If I had to narrow it down to a crucial few, I would say that my imagination was molded by a combination of Alexandre Dumas, Margaret Mitchell, and Judith McNaught. I dashed down narrow alleyways with d’Artagnan, ran blockades with Rhett Butler, and exchanged quips with supercilious heroes in Regency ballrooms. But my stylistic sensibilities were shaped in the school of L. M. Montgomery, Nancy Mitford, and Elizabeth Peters, who, despite writing in completely different genres, all have a knack for an ironic turn of phrase and a winning way of highlighting life’s absurdities. When Judith Merkle Riley’s A Vision of Light came out, followed by Diana Gabaldon’s Outlander, it was the best possible combination of both tendencies: vivid historical scenes presented with a wry twist.

Q. What was the most difficult or frustrating part of the writing process?

A. It’s hard to pick just one. I’d have to go with those days when I sit down at the computer, and no one’s there. My characters are all out to lunch. Even the villain can’t be rousted out of his bed to do anything dastardly. I sit and scowl at the screen, drink ludicrous amounts of tea, check e-mail every three minutes, and generally work myself into a snit. The English language becomes an unfamiliar wilderness and words, with all the recalcitrance of a herd of stubborn sheep, refuse to allow themselves to be arranged into any semblance of coherence. And then, on the flip side, there are those days when the characters are jumping up and down in my head, shouting, “Pay attention to me!” and fluid lines of perfect prose are unrolling through my head—but I can’t act on any of it, because there’s something else I have to do, like grade student papers, or it’s four in the morning and I’ve already turned my computer off. Having learned from past experience that such moments are fleeting, I try to always keep paper and pen somewhere in the vicinity so I can catch at least a fraction of those fragments of narrative and dialogue before they scuttle away again. Of course, those instances—both sets of them—are more than outweighed by those glorious moments when the characters frolic across the page, doing all sorts of wonderful things I never expected them to do.
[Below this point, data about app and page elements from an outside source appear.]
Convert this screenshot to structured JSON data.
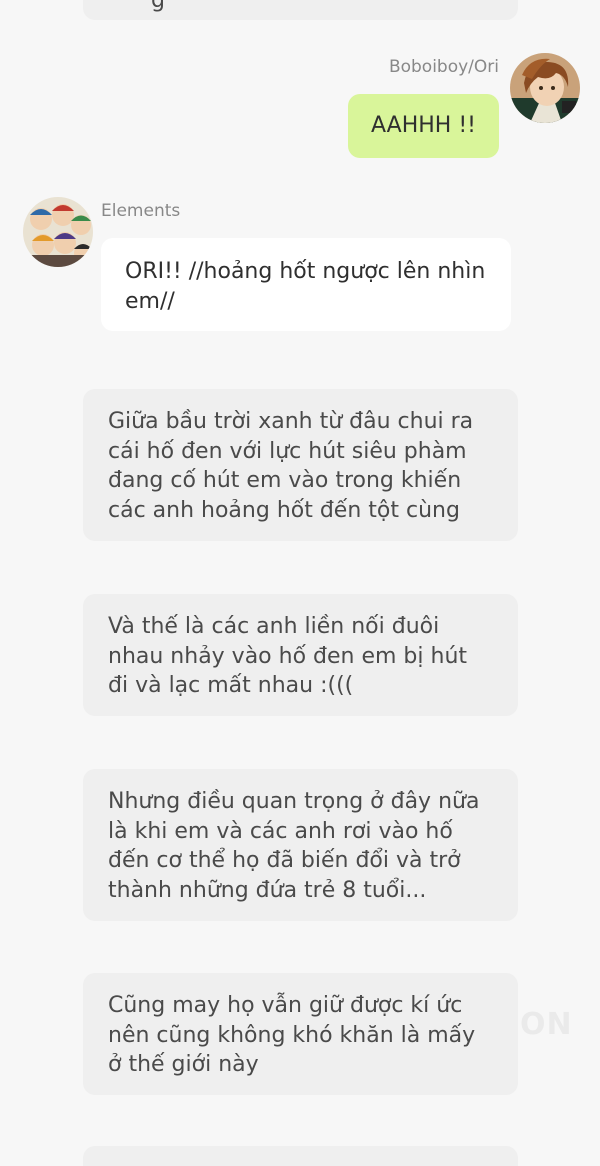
{
  "messages": {
    "top_partial": "g",
    "ori": {
      "name": "Boboiboy/Ori",
      "text": "AAHHH !!"
    },
    "elements": {
      "name": "Elements",
      "text": "ORI!! //hoảng hốt ngược lên nhìn em//"
    },
    "narration": [
      "Giữa bầu trời xanh từ đâu chui ra cái hố đen với lực hút siêu phàm đang cố hút em vào trong khiến các anh hoảng hốt đến tột cùng",
      "Và thế là các anh liền nối đuôi nhau nhảy vào hố đen em bị hút đi và lạc mất nhau :(((",
      "Nhưng điều quan trọng ở đây nữa là khi em và các anh rơi vào hố đến cơ thể họ đã biến đổi và trở thành những đứa trẻ 8 tuổi...",
      "Cũng may họ vẫn giữ được kí ức nên cũng không khó khăn là mấy ở thế giới này"
    ]
  },
  "watermark": "ON",
  "colors": {
    "sent_bubble": "#d9f59a",
    "received_bubble": "#ffffff",
    "narration_bubble": "#efefef",
    "background": "#f7f7f7"
  }
}
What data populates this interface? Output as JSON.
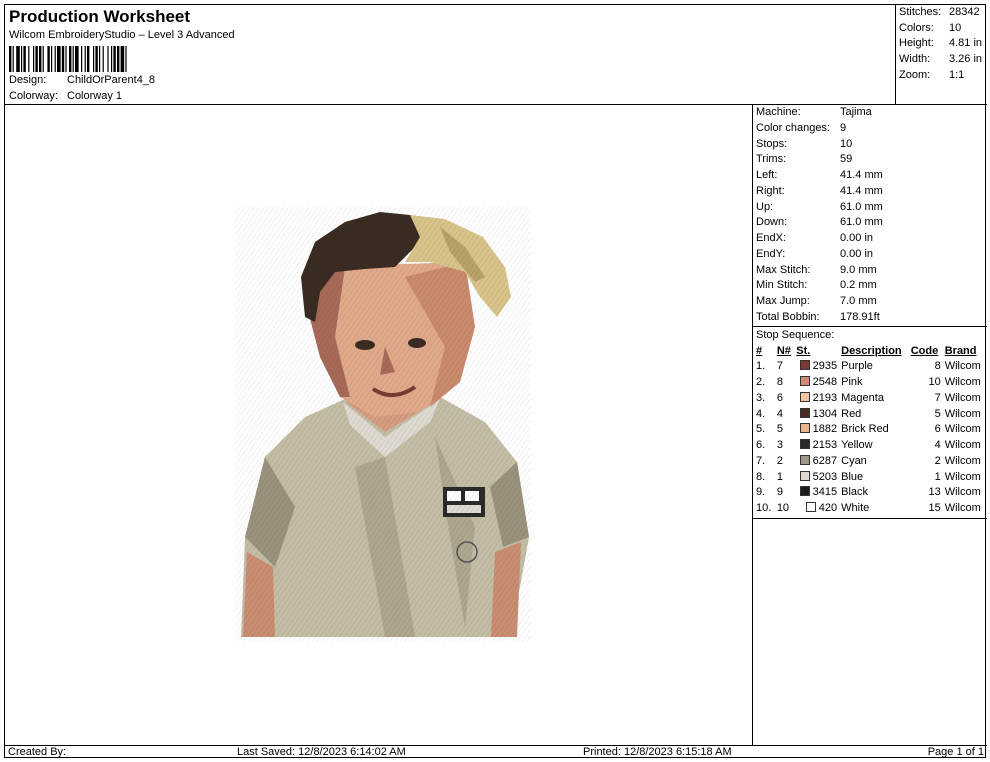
{
  "header": {
    "title": "Production Worksheet",
    "subtitle": "Wilcom EmbroideryStudio – Level 3 Advanced",
    "design_label": "Design:",
    "design_value": "ChildOrParent4_8",
    "colorway_label": "Colorway:",
    "colorway_value": "Colorway 1"
  },
  "stats": [
    {
      "label": "Stitches:",
      "value": "28342"
    },
    {
      "label": "Colors:",
      "value": "10"
    },
    {
      "label": "Height:",
      "value": "4.81 in"
    },
    {
      "label": "Width:",
      "value": "3.26 in"
    },
    {
      "label": "Zoom:",
      "value": "1:1"
    }
  ],
  "machine_info": [
    {
      "label": "Machine:",
      "value": "Tajima"
    },
    {
      "label": "Color changes:",
      "value": "9"
    },
    {
      "label": "Stops:",
      "value": "10"
    },
    {
      "label": "Trims:",
      "value": "59"
    },
    {
      "label": "Left:",
      "value": "41.4 mm"
    },
    {
      "label": "Right:",
      "value": "41.4 mm"
    },
    {
      "label": "Up:",
      "value": "61.0 mm"
    },
    {
      "label": "Down:",
      "value": "61.0 mm"
    },
    {
      "label": "EndX:",
      "value": "0.00 in"
    },
    {
      "label": "EndY:",
      "value": "0.00 in"
    },
    {
      "label": "Max Stitch:",
      "value": "9.0 mm"
    },
    {
      "label": "Min Stitch:",
      "value": "0.2 mm"
    },
    {
      "label": "Max Jump:",
      "value": "7.0 mm"
    },
    {
      "label": "Total Bobbin:",
      "value": "178.91ft"
    }
  ],
  "stop_sequence": {
    "title": "Stop Sequence:",
    "headers": {
      "index": "#",
      "n": "N#",
      "st": "St.",
      "description": "Description",
      "code": "Code",
      "brand": "Brand"
    },
    "rows": [
      {
        "index": "1.",
        "n": "7",
        "swatch": "#7a3a34",
        "st": "2935",
        "description": "Purple",
        "code": "8",
        "brand": "Wilcom"
      },
      {
        "index": "2.",
        "n": "8",
        "swatch": "#cf8a78",
        "st": "2548",
        "description": "Pink",
        "code": "10",
        "brand": "Wilcom"
      },
      {
        "index": "3.",
        "n": "6",
        "swatch": "#f2c4a6",
        "st": "2193",
        "description": "Magenta",
        "code": "7",
        "brand": "Wilcom"
      },
      {
        "index": "4.",
        "n": "4",
        "swatch": "#4a2a26",
        "st": "1304",
        "description": "Red",
        "code": "5",
        "brand": "Wilcom"
      },
      {
        "index": "5.",
        "n": "5",
        "swatch": "#e9b48c",
        "st": "1882",
        "description": "Brick Red",
        "code": "6",
        "brand": "Wilcom"
      },
      {
        "index": "6.",
        "n": "3",
        "swatch": "#2a2a28",
        "st": "2153",
        "description": "Yellow",
        "code": "4",
        "brand": "Wilcom"
      },
      {
        "index": "7.",
        "n": "2",
        "swatch": "#9e978a",
        "st": "6287",
        "description": "Cyan",
        "code": "2",
        "brand": "Wilcom"
      },
      {
        "index": "8.",
        "n": "1",
        "swatch": "#dedad2",
        "st": "5203",
        "description": "Blue",
        "code": "1",
        "brand": "Wilcom"
      },
      {
        "index": "9.",
        "n": "9",
        "swatch": "#1e1c1a",
        "st": "3415",
        "description": "Black",
        "code": "13",
        "brand": "Wilcom"
      },
      {
        "index": "10.",
        "n": "10",
        "swatch": "#ffffff",
        "st": "420",
        "description": "White",
        "code": "15",
        "brand": "Wilcom"
      }
    ]
  },
  "footer": {
    "created_by": "Created By:",
    "last_saved": "Last Saved: 12/8/2023 6:14:02 AM",
    "printed": "Printed: 12/8/2023 6:15:18 AM",
    "page": "Page 1 of 1"
  },
  "colors": {
    "shirt": "#c4bda5",
    "shirt_shadow": "#9a927c",
    "skin": "#e0a98a",
    "skin_shadow": "#a86a58",
    "hair_dark": "#3a2c22",
    "hair_light": "#d8c48a"
  }
}
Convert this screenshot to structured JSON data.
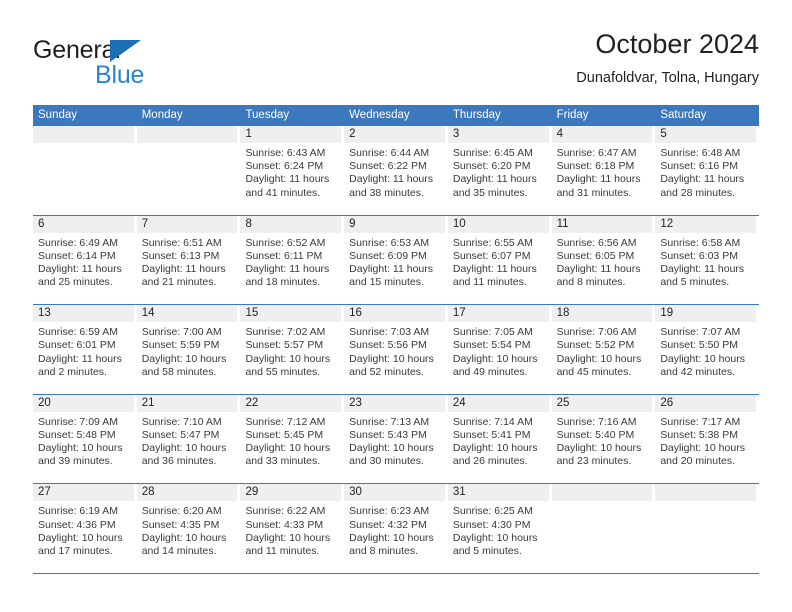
{
  "brand": {
    "word1": "General",
    "word2": "Blue",
    "triangle_color": "#1b6fb5",
    "blue_text_color": "#2a85d0"
  },
  "header": {
    "title": "October 2024",
    "subtitle": "Dunafoldvar, Tolna, Hungary"
  },
  "theme": {
    "header_blue": "#3b78bd",
    "daybar_gray": "#efefef",
    "text": "#231f20"
  },
  "weekdays": [
    "Sunday",
    "Monday",
    "Tuesday",
    "Wednesday",
    "Thursday",
    "Friday",
    "Saturday"
  ],
  "weeks": [
    [
      {
        "day": "",
        "empty": true
      },
      {
        "day": "",
        "empty": true
      },
      {
        "day": "1",
        "sunrise": "Sunrise: 6:43 AM",
        "sunset": "Sunset: 6:24 PM",
        "daylight1": "Daylight: 11 hours",
        "daylight2": "and 41 minutes."
      },
      {
        "day": "2",
        "sunrise": "Sunrise: 6:44 AM",
        "sunset": "Sunset: 6:22 PM",
        "daylight1": "Daylight: 11 hours",
        "daylight2": "and 38 minutes."
      },
      {
        "day": "3",
        "sunrise": "Sunrise: 6:45 AM",
        "sunset": "Sunset: 6:20 PM",
        "daylight1": "Daylight: 11 hours",
        "daylight2": "and 35 minutes."
      },
      {
        "day": "4",
        "sunrise": "Sunrise: 6:47 AM",
        "sunset": "Sunset: 6:18 PM",
        "daylight1": "Daylight: 11 hours",
        "daylight2": "and 31 minutes."
      },
      {
        "day": "5",
        "sunrise": "Sunrise: 6:48 AM",
        "sunset": "Sunset: 6:16 PM",
        "daylight1": "Daylight: 11 hours",
        "daylight2": "and 28 minutes."
      }
    ],
    [
      {
        "day": "6",
        "sunrise": "Sunrise: 6:49 AM",
        "sunset": "Sunset: 6:14 PM",
        "daylight1": "Daylight: 11 hours",
        "daylight2": "and 25 minutes."
      },
      {
        "day": "7",
        "sunrise": "Sunrise: 6:51 AM",
        "sunset": "Sunset: 6:13 PM",
        "daylight1": "Daylight: 11 hours",
        "daylight2": "and 21 minutes."
      },
      {
        "day": "8",
        "sunrise": "Sunrise: 6:52 AM",
        "sunset": "Sunset: 6:11 PM",
        "daylight1": "Daylight: 11 hours",
        "daylight2": "and 18 minutes."
      },
      {
        "day": "9",
        "sunrise": "Sunrise: 6:53 AM",
        "sunset": "Sunset: 6:09 PM",
        "daylight1": "Daylight: 11 hours",
        "daylight2": "and 15 minutes."
      },
      {
        "day": "10",
        "sunrise": "Sunrise: 6:55 AM",
        "sunset": "Sunset: 6:07 PM",
        "daylight1": "Daylight: 11 hours",
        "daylight2": "and 11 minutes."
      },
      {
        "day": "11",
        "sunrise": "Sunrise: 6:56 AM",
        "sunset": "Sunset: 6:05 PM",
        "daylight1": "Daylight: 11 hours",
        "daylight2": "and 8 minutes."
      },
      {
        "day": "12",
        "sunrise": "Sunrise: 6:58 AM",
        "sunset": "Sunset: 6:03 PM",
        "daylight1": "Daylight: 11 hours",
        "daylight2": "and 5 minutes."
      }
    ],
    [
      {
        "day": "13",
        "sunrise": "Sunrise: 6:59 AM",
        "sunset": "Sunset: 6:01 PM",
        "daylight1": "Daylight: 11 hours",
        "daylight2": "and 2 minutes."
      },
      {
        "day": "14",
        "sunrise": "Sunrise: 7:00 AM",
        "sunset": "Sunset: 5:59 PM",
        "daylight1": "Daylight: 10 hours",
        "daylight2": "and 58 minutes."
      },
      {
        "day": "15",
        "sunrise": "Sunrise: 7:02 AM",
        "sunset": "Sunset: 5:57 PM",
        "daylight1": "Daylight: 10 hours",
        "daylight2": "and 55 minutes."
      },
      {
        "day": "16",
        "sunrise": "Sunrise: 7:03 AM",
        "sunset": "Sunset: 5:56 PM",
        "daylight1": "Daylight: 10 hours",
        "daylight2": "and 52 minutes."
      },
      {
        "day": "17",
        "sunrise": "Sunrise: 7:05 AM",
        "sunset": "Sunset: 5:54 PM",
        "daylight1": "Daylight: 10 hours",
        "daylight2": "and 49 minutes."
      },
      {
        "day": "18",
        "sunrise": "Sunrise: 7:06 AM",
        "sunset": "Sunset: 5:52 PM",
        "daylight1": "Daylight: 10 hours",
        "daylight2": "and 45 minutes."
      },
      {
        "day": "19",
        "sunrise": "Sunrise: 7:07 AM",
        "sunset": "Sunset: 5:50 PM",
        "daylight1": "Daylight: 10 hours",
        "daylight2": "and 42 minutes."
      }
    ],
    [
      {
        "day": "20",
        "sunrise": "Sunrise: 7:09 AM",
        "sunset": "Sunset: 5:48 PM",
        "daylight1": "Daylight: 10 hours",
        "daylight2": "and 39 minutes."
      },
      {
        "day": "21",
        "sunrise": "Sunrise: 7:10 AM",
        "sunset": "Sunset: 5:47 PM",
        "daylight1": "Daylight: 10 hours",
        "daylight2": "and 36 minutes."
      },
      {
        "day": "22",
        "sunrise": "Sunrise: 7:12 AM",
        "sunset": "Sunset: 5:45 PM",
        "daylight1": "Daylight: 10 hours",
        "daylight2": "and 33 minutes."
      },
      {
        "day": "23",
        "sunrise": "Sunrise: 7:13 AM",
        "sunset": "Sunset: 5:43 PM",
        "daylight1": "Daylight: 10 hours",
        "daylight2": "and 30 minutes."
      },
      {
        "day": "24",
        "sunrise": "Sunrise: 7:14 AM",
        "sunset": "Sunset: 5:41 PM",
        "daylight1": "Daylight: 10 hours",
        "daylight2": "and 26 minutes."
      },
      {
        "day": "25",
        "sunrise": "Sunrise: 7:16 AM",
        "sunset": "Sunset: 5:40 PM",
        "daylight1": "Daylight: 10 hours",
        "daylight2": "and 23 minutes."
      },
      {
        "day": "26",
        "sunrise": "Sunrise: 7:17 AM",
        "sunset": "Sunset: 5:38 PM",
        "daylight1": "Daylight: 10 hours",
        "daylight2": "and 20 minutes."
      }
    ],
    [
      {
        "day": "27",
        "sunrise": "Sunrise: 6:19 AM",
        "sunset": "Sunset: 4:36 PM",
        "daylight1": "Daylight: 10 hours",
        "daylight2": "and 17 minutes."
      },
      {
        "day": "28",
        "sunrise": "Sunrise: 6:20 AM",
        "sunset": "Sunset: 4:35 PM",
        "daylight1": "Daylight: 10 hours",
        "daylight2": "and 14 minutes."
      },
      {
        "day": "29",
        "sunrise": "Sunrise: 6:22 AM",
        "sunset": "Sunset: 4:33 PM",
        "daylight1": "Daylight: 10 hours",
        "daylight2": "and 11 minutes."
      },
      {
        "day": "30",
        "sunrise": "Sunrise: 6:23 AM",
        "sunset": "Sunset: 4:32 PM",
        "daylight1": "Daylight: 10 hours",
        "daylight2": "and 8 minutes."
      },
      {
        "day": "31",
        "sunrise": "Sunrise: 6:25 AM",
        "sunset": "Sunset: 4:30 PM",
        "daylight1": "Daylight: 10 hours",
        "daylight2": "and 5 minutes."
      },
      {
        "day": "",
        "empty": true
      },
      {
        "day": "",
        "empty": true
      }
    ]
  ]
}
Q. Will Eloise and Colin’s story continue into the next book?

A. Although Eloise and Colin’s story continues, the next book, The Masque of the Black Tulip, belongs to Henrietta Selwick and Miles Dorrington, the Purple Gentian’s little sister and best friend. When Eloise follows Colin back to Selwick Hall to plunder the family archives, she discovers that there’s a new French spy on the loose: the Black Tulip. (My apologies to Alexandre Dumas for stealing the name!) The Black Tulip is under orders to find and eliminate the Pink Carnation—which means, naturally, that someone will have to find and eliminate the Black Tulip. And who better to do so than Miles? Of course, Henrietta, the girl whose earliest words were “me, too!” insists on pursuing her own investigations. As I was writing The Secret History of the Pink Carnation, it became gloriously clear that Henrietta and Miles were perfectly suited—and equally clear that they were sure to fight it every step of the way. I’m happy to say they have proved me right on both counts.

Q. When will Jane get her own book?

A. I’m not sure how much I should give away . . . but the short answer to that is, not for a while yet. One of the constraints of working in the early nineteenth century is that heroines tend to marry young, much younger than suits our modern sensibilities. If they don’t, the author is forced to engage in alarming contortions to explain why the heroine has been left on the shelf for so long—forced to take care of the family estates, without the money to afford a Season, kidnapped by bandits and locked in a box till after she turned twenty-one, and so on. An interesting trend recently has been to have older, widowed heroines, where the age problem is dealt with by the expedient of an earlier marriage and a conveniently deceased husband. With Jane, however, this problem is moot. Jane has a wonderful reason for not marrying young: she’s too busy saving civilization from the depredations of Napoleon’s armies. I will say, however, that Jane does get her romance eventually, and I know exactly who it is—but that’s between me and Jane.